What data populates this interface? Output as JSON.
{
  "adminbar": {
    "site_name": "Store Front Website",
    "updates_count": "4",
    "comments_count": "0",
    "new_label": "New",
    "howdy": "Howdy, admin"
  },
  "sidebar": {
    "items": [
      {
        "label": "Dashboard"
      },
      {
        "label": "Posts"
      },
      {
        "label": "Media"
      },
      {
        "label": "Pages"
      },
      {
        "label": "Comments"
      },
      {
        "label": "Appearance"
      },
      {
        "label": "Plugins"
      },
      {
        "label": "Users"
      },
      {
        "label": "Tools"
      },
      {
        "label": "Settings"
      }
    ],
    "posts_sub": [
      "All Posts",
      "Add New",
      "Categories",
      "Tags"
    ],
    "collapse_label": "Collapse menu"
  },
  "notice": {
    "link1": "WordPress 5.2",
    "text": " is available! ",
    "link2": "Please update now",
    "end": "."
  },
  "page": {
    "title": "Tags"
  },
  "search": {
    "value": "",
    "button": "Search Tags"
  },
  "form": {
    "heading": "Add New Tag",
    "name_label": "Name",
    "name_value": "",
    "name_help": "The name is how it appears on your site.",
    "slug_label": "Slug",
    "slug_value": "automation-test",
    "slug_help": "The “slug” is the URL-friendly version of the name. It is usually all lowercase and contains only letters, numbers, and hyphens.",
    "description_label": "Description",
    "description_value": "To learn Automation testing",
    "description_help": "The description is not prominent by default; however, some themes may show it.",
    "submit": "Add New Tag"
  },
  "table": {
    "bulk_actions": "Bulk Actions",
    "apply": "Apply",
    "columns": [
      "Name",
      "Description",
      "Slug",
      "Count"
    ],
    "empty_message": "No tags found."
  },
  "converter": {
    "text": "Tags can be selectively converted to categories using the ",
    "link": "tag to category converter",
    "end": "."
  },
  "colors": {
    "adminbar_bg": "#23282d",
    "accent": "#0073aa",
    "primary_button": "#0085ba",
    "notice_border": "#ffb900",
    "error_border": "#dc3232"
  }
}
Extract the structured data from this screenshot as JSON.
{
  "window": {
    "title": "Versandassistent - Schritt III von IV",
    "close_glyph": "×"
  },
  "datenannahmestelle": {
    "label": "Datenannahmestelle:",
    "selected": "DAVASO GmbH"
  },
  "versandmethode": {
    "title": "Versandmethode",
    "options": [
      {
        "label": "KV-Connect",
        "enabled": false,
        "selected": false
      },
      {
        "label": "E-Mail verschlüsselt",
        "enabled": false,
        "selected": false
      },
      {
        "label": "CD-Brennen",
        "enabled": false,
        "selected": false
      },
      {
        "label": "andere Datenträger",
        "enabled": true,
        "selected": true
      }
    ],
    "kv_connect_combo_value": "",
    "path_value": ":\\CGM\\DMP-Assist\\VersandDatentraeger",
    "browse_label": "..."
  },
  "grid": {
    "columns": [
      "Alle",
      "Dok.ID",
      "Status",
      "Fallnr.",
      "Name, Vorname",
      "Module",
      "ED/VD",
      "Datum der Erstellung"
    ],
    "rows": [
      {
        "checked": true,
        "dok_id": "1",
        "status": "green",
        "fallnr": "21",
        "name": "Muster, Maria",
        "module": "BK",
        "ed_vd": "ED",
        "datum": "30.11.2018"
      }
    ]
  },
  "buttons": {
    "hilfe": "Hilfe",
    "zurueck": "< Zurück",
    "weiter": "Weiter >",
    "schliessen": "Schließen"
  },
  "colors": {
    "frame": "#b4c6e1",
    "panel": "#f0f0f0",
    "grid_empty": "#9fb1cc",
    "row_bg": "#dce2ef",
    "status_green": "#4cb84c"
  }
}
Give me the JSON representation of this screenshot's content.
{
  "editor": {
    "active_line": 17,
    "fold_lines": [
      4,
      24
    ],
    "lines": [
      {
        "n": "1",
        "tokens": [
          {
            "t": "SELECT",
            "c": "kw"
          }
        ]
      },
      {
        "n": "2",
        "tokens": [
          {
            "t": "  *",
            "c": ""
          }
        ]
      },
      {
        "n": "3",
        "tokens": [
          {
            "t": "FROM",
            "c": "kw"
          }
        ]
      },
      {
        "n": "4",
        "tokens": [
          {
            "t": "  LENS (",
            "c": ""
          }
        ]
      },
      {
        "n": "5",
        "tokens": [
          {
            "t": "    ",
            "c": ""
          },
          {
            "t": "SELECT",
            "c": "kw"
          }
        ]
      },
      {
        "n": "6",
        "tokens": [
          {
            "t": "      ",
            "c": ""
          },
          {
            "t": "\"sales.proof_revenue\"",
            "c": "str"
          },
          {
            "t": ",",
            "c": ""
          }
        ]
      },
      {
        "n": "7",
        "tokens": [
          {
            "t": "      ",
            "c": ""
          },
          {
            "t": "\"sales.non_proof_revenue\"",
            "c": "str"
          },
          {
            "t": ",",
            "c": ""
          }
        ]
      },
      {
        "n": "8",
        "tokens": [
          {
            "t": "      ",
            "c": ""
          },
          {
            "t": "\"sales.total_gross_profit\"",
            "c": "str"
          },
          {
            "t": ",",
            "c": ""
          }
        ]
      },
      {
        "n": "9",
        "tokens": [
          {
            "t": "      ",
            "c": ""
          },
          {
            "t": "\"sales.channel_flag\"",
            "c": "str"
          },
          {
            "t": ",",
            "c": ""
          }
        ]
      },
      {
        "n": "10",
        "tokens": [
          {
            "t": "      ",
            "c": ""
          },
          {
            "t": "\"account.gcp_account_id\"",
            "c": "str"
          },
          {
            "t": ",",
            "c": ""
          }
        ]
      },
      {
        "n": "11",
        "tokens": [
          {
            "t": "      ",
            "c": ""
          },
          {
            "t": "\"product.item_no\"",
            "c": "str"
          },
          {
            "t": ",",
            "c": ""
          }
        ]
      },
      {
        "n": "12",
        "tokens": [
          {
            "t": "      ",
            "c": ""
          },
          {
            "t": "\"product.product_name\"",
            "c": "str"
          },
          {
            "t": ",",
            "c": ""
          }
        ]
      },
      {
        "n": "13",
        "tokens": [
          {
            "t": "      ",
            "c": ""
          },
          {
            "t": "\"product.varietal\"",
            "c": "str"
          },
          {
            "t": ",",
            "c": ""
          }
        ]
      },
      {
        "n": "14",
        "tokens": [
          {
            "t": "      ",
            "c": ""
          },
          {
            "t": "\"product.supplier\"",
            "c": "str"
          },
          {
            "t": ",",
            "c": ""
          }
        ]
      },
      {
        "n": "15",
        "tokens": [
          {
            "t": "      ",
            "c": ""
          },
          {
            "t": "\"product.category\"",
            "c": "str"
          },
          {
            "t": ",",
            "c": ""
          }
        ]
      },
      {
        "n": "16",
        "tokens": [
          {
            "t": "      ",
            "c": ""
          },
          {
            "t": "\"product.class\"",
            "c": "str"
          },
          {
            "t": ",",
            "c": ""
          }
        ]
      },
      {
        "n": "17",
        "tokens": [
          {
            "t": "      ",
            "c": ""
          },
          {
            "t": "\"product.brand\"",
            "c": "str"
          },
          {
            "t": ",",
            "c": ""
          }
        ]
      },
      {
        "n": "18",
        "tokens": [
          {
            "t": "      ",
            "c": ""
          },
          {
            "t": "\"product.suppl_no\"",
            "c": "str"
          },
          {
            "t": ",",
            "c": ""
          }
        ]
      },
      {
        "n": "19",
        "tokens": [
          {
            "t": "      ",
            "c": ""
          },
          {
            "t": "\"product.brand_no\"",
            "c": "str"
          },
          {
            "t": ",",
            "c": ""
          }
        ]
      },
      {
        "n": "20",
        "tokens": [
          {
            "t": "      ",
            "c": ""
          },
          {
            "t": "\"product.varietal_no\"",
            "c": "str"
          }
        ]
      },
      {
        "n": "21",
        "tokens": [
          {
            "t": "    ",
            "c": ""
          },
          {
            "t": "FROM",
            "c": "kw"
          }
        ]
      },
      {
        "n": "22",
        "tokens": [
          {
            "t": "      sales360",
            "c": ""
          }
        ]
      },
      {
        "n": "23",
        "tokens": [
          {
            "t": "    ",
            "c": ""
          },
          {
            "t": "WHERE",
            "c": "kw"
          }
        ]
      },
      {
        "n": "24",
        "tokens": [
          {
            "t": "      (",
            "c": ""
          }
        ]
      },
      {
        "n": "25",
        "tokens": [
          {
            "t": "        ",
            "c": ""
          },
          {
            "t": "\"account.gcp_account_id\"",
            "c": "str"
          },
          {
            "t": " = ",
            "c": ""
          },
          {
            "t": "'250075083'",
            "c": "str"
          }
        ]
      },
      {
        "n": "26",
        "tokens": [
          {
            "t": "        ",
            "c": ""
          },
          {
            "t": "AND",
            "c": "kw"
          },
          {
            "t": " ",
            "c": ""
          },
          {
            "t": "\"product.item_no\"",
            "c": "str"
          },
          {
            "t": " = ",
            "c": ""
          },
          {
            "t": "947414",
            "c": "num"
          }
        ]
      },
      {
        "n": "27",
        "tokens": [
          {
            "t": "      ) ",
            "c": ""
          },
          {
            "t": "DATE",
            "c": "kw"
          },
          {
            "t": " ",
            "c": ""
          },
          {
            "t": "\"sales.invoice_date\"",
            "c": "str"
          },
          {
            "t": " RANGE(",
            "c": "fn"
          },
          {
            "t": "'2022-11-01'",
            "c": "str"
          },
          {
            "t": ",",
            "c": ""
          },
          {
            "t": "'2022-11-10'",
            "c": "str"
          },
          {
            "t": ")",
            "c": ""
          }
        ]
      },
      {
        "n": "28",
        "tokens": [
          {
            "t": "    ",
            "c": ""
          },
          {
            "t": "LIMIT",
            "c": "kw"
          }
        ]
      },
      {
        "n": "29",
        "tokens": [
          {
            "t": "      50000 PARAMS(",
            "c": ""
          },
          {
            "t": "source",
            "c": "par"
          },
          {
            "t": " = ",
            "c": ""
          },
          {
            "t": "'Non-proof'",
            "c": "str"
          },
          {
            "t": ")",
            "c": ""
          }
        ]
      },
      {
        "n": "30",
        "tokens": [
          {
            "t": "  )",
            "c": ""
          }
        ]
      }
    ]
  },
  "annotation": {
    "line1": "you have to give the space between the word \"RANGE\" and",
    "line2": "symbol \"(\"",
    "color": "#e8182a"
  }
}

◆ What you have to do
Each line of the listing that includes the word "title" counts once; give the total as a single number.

◆ Result of this task
3